*** Records provided Section Begins ***

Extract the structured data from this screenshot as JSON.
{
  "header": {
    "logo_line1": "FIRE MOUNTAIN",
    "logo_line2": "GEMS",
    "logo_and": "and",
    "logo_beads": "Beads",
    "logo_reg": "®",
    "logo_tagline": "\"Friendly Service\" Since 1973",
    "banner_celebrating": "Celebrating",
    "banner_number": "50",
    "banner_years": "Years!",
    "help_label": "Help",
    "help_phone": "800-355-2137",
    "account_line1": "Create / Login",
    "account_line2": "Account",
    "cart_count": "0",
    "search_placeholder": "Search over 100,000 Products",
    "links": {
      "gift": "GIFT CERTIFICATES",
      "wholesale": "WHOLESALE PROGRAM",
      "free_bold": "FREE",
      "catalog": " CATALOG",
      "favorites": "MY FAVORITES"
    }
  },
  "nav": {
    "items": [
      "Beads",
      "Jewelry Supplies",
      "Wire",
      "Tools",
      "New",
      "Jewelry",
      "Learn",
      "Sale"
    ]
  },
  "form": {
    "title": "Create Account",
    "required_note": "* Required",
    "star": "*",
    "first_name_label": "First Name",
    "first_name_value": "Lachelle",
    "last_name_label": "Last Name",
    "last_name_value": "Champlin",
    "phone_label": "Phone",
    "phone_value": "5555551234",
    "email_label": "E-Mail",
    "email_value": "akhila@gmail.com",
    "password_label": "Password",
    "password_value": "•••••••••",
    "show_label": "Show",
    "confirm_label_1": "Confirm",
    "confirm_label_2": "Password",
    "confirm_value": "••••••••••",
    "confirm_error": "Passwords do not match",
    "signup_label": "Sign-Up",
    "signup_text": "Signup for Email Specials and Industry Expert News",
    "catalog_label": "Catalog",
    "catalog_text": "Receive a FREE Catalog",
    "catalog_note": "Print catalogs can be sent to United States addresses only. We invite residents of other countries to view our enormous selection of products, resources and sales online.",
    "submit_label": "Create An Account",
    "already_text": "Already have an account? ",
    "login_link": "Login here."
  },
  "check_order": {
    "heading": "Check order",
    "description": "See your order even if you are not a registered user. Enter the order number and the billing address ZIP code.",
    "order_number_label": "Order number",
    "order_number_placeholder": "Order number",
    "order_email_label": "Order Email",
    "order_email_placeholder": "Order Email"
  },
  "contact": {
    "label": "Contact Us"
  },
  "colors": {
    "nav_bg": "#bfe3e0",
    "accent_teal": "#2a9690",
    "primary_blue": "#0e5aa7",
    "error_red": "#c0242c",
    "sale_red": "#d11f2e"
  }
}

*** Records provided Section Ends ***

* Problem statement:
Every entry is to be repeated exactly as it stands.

* Written response:
Extract the structured data from this screenshot as JSON.
{
  "header": {
    "logo_line1": "FIRE MOUNTAIN",
    "logo_line2": "GEMS",
    "logo_and": "and",
    "logo_beads": "Beads",
    "logo_reg": "®",
    "logo_tagline": "\"Friendly Service\" Since 1973",
    "banner_celebrating": "Celebrating",
    "banner_number": "50",
    "banner_years": "Years!",
    "help_label": "Help",
    "help_phone": "800-355-2137",
    "account_line1": "Create / Login",
    "account_line2": "Account",
    "cart_count": "0",
    "search_placeholder": "Search over 100,000 Products",
    "links": {
      "gift": "GIFT CERTIFICATES",
      "wholesale": "WHOLESALE PROGRAM",
      "free_bold": "FREE",
      "catalog": " CATALOG",
      "favorites": "MY FAVORITES"
    }
  },
  "nav": {
    "items": [
      "Beads",
      "Jewelry Supplies",
      "Wire",
      "Tools",
      "New",
      "Jewelry",
      "Learn",
      "Sale"
    ]
  },
  "form": {
    "title": "Create Account",
    "required_note": "* Required",
    "star": "*",
    "first_name_label": "First Name",
    "first_name_value": "Lachelle",
    "last_name_label": "Last Name",
    "last_name_value": "Champlin",
    "phone_label": "Phone",
    "phone_value": "5555551234",
    "email_label": "E-Mail",
    "email_value": "akhila@gmail.com",
    "password_label": "Password",
    "password_value": "•••••••••",
    "show_label": "Show",
    "confirm_label_1": "Confirm",
    "confirm_label_2": "Password",
    "confirm_value": "••••••••••",
    "confirm_error": "Passwords do not match",
    "signup_label": "Sign-Up",
    "signup_text": "Signup for Email Specials and Industry Expert News",
    "catalog_label": "Catalog",
    "catalog_text": "Receive a FREE Catalog",
    "catalog_note": "Print catalogs can be sent to United States addresses only. We invite residents of other countries to view our enormous selection of products, resources and sales online.",
    "submit_label": "Create An Account",
    "already_text": "Already have an account? ",
    "login_link": "Login here."
  },
  "check_order": {
    "heading": "Check order",
    "description": "See your order even if you are not a registered user. Enter the order number and the billing address ZIP code.",
    "order_number_label": "Order number",
    "order_number_placeholder": "Order number",
    "order_email_label": "Order Email",
    "order_email_placeholder": "Order Email"
  },
  "contact": {
    "label": "Contact Us"
  },
  "colors": {
    "nav_bg": "#bfe3e0",
    "accent_teal": "#2a9690",
    "primary_blue": "#0e5aa7",
    "error_red": "#c0242c",
    "sale_red": "#d11f2e"
  }
}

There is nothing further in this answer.